Wes: Yeah, that aerial shot was scary. I’ve shot a lot of BASE-jumping aerial shots, and I usually mess them up because the jumps are so fast. So while we were shooting that morning, I was looking at the monitor like, “Please, please, please.” But it worked. It looked sick.
Why did you choose Tony Anderson for the custom score?
Isaac: We’ve known Tony for a long time. We did a piece with him four years ago for a nonprofit called The Justice Conference. He scored the track “The Father’s Heart” for that piece. We’ve been waiting for an opportunity to bring him in on something commercial, and then this project came along. We wanted him to be a part of this because he has such a cool mix of cinematic vibe but also this electronic style, which is rad. It was funny working with him on a commercial project. Because he’s such an artist, it’s not easy to constrain him into a 60-second box. Per usual, though, he knocked it out of the park.
What kinds of projects are you guys passionate about? What’s a total Delve project?
Isaac: There’s nothing better for us than to tell real human stories. Eli has such a knack and an eye and a heart for finding the human element in stories and really drawing it out. We love doing that, whether it’s mini-documentaries or feature documentaries or commercials. We want to make them into human stories. Then, on the other side of it, the scripted side, we love creating things that are fun and goofy. Like the Facebook Gamescampaign. We brought in some really good actors, did some CG. It’s always fun to build our own worlds.
Eli: Then for Wes, whenever you get a chance to throw someone off a cliff, that’s the kind of project he’s passionate about.
Wes: I’m the Extreme Department of Delve.
Isaac: Do we have a life insurance policy on Wes? We should have a life insurance policy.
None of you have been to film school. Do you think that’s been an advantage?

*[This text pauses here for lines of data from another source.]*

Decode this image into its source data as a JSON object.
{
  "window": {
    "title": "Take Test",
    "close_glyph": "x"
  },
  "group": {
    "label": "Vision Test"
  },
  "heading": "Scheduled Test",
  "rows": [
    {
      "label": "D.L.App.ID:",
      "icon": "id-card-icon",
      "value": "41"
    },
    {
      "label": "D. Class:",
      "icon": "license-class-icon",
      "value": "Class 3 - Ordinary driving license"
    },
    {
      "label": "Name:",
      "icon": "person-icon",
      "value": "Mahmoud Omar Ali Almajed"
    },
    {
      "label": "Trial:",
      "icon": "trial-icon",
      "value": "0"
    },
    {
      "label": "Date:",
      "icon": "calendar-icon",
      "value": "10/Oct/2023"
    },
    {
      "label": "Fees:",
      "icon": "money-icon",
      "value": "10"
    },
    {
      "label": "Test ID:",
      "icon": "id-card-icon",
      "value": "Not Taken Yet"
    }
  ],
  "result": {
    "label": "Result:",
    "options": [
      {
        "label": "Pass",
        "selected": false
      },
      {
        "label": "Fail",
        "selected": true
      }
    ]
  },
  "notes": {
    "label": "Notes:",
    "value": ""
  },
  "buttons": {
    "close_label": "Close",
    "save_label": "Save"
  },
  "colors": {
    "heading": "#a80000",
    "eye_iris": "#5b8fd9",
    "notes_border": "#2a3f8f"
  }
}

Isaac: Yes, because ignorance is bliss. Formal training can be really, really good. But I see a lot of people come out of film school scared, nervous, and already dated because of how quickly everything is moving. We came into this and we were like, Hey, let’s try to get the rights to Myst, a $1 billion property. We didn’t know that was crazy. But it worked. Everything we did was taking the bull by the horns, not knowing if what we were doing was the best way to go about it. We were just doing things the best we could. I think that gave us an advantage early on, and it continues to give us an advantage.
Things don’t have to be done a certain way. You don’t have to hit all the steps. It can be very organic. We just try to listen to people. When you get a formal education, sometimes you can get in the mind-set of This is what I know, this is what I’m going to work with.Whereas, if you don’t know any better, you’re like, “Hey, look! It’s the coolest new thing. Let’s try that!”

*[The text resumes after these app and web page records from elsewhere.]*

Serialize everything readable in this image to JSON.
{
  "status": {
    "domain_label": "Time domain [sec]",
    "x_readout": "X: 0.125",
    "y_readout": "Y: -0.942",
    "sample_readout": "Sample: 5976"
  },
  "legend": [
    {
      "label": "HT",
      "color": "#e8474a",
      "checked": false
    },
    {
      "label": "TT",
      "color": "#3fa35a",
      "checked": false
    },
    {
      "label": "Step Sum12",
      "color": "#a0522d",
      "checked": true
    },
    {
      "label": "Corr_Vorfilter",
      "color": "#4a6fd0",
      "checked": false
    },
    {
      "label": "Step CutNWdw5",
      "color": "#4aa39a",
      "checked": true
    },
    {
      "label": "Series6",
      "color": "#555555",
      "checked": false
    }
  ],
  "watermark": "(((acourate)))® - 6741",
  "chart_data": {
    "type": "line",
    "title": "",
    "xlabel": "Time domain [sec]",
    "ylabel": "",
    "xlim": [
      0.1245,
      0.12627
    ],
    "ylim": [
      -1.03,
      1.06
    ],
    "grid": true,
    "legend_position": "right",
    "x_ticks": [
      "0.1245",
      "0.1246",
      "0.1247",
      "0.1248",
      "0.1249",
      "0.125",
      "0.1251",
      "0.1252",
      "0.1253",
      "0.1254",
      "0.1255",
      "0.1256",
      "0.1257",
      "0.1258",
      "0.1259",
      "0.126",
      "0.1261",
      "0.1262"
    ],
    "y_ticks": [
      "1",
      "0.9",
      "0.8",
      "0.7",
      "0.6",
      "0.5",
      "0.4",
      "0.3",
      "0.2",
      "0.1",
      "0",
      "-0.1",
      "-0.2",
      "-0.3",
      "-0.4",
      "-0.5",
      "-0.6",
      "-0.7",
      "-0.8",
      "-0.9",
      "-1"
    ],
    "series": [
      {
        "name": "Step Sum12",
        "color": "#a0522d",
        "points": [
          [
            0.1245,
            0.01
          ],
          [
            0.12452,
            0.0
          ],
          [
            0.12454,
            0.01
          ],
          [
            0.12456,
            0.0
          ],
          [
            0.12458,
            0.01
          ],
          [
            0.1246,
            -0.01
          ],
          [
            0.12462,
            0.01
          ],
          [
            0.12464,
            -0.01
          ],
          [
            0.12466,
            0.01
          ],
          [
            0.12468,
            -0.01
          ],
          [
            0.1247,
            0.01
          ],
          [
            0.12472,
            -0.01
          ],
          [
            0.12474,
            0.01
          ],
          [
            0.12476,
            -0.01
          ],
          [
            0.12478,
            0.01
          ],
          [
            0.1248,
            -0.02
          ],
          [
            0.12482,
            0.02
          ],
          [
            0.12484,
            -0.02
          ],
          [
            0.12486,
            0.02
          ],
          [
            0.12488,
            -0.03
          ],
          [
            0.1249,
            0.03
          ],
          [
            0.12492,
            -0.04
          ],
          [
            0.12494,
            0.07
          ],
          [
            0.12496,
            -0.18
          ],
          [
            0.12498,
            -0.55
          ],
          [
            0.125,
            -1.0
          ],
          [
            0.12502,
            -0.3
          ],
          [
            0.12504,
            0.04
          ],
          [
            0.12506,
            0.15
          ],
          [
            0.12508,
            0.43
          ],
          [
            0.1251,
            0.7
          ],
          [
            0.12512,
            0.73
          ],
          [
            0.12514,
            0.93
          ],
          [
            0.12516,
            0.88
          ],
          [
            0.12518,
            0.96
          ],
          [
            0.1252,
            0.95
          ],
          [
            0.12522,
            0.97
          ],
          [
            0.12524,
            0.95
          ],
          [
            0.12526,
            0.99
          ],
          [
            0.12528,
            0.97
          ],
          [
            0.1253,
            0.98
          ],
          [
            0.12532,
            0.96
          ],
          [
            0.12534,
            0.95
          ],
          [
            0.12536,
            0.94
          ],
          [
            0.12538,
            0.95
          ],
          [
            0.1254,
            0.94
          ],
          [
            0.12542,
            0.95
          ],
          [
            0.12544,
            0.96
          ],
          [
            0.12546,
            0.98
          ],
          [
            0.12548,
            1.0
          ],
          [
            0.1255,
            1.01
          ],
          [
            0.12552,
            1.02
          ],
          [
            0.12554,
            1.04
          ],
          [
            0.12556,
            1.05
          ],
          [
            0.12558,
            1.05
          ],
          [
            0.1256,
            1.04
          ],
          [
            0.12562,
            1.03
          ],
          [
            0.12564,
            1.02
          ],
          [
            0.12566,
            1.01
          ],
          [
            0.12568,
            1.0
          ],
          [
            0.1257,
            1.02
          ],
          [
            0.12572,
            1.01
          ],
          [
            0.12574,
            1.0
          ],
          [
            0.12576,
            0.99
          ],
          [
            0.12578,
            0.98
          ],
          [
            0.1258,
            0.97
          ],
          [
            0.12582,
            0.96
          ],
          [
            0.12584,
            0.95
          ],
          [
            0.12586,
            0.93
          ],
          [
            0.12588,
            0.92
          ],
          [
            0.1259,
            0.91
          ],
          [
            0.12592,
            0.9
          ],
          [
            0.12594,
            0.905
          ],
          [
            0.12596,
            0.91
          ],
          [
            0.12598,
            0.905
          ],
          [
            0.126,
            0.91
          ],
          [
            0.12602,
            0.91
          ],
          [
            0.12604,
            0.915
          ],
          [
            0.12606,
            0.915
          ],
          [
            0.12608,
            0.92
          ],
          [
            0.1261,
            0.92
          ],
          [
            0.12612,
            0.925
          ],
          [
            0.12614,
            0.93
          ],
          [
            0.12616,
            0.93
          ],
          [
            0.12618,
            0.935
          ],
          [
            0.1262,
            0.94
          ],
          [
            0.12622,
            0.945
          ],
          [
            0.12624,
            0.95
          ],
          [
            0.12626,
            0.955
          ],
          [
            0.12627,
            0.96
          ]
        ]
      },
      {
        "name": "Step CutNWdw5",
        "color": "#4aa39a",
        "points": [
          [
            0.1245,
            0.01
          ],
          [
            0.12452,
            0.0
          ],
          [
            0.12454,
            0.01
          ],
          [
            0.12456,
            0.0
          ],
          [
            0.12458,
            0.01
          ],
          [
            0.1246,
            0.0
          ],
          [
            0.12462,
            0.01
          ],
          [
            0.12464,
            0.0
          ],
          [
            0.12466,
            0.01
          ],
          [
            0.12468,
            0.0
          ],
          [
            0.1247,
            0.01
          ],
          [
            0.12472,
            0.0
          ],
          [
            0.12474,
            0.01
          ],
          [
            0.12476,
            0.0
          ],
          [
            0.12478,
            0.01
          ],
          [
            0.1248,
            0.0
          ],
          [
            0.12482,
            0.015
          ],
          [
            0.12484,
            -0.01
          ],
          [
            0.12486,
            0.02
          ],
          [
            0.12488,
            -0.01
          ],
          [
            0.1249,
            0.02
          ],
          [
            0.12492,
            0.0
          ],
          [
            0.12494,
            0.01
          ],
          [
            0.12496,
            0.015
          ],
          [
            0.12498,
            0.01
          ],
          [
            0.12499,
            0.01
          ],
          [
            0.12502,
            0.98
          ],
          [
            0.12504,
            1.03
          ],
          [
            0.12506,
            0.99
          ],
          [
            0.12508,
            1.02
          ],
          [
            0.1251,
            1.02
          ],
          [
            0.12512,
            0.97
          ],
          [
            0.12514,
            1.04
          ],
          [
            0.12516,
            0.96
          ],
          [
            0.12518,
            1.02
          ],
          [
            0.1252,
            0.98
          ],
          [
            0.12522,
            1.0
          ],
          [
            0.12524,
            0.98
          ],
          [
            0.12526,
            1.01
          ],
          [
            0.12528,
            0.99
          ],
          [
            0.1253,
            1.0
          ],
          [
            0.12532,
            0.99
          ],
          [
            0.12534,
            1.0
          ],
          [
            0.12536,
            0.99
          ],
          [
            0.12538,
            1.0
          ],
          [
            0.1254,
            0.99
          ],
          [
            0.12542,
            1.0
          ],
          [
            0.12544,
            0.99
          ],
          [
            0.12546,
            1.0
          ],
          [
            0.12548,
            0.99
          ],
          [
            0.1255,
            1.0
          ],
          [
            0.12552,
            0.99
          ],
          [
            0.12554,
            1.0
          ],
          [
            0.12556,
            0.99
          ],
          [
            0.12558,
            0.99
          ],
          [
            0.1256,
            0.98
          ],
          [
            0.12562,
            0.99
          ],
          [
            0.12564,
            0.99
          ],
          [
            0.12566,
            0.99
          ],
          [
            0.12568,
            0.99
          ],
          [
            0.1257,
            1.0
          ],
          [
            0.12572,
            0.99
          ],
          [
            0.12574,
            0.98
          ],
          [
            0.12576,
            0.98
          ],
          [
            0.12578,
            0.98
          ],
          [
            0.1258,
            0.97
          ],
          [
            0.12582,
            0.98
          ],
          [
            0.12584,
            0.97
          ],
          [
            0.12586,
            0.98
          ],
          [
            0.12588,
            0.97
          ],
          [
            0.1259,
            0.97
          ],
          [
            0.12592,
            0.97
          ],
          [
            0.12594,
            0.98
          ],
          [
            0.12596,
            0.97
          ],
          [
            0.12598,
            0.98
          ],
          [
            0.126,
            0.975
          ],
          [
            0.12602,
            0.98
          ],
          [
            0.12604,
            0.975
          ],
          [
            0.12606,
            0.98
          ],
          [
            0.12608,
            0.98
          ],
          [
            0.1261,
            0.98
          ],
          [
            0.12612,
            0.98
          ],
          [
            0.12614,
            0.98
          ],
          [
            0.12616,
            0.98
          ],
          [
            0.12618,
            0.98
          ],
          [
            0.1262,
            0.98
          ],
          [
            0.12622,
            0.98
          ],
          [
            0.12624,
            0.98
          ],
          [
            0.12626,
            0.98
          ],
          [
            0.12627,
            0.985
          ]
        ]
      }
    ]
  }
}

Eli: In this day and age, everything is available online. It’s the old adage that the best college education is a library card. We have taken that to heart. We’ve had a lot of self-education.
Isaac: I believe it’s taught us all to adapt and keep diving into things we’re afraid of and see what comes out of it. We’re constantly learning. We never have the right answer going into any given project. It’s a constant evolution.
What works about Delve?
Isaac: It’s interesting because people always say you shouldn’t go into business with your friends. But that’s exactly what we did, and we love working with each other. The camaraderie that we all have — that we’ve had for years now — it’s unique. There’s no competition among us. No one is trying to one-up anyone else. It’s all very collaborative. Which kind of goes back to our name. We always want to go deeper, to get to the next level. We never want to settle for “good.” From the very first time we picked up a camera, we were never going to settle for “good.” It has to be great. It has to be amazing. It has to be exceptional. We’re all obsessed with making things great.
Delve is living proof that vision and enthusiasm trump formal know-how. It’s no wonder their work has caught the eye of some of the biggest brands in the world. We’re proud to provide them with music, and we can’t wait to see what else they have up their sleeves.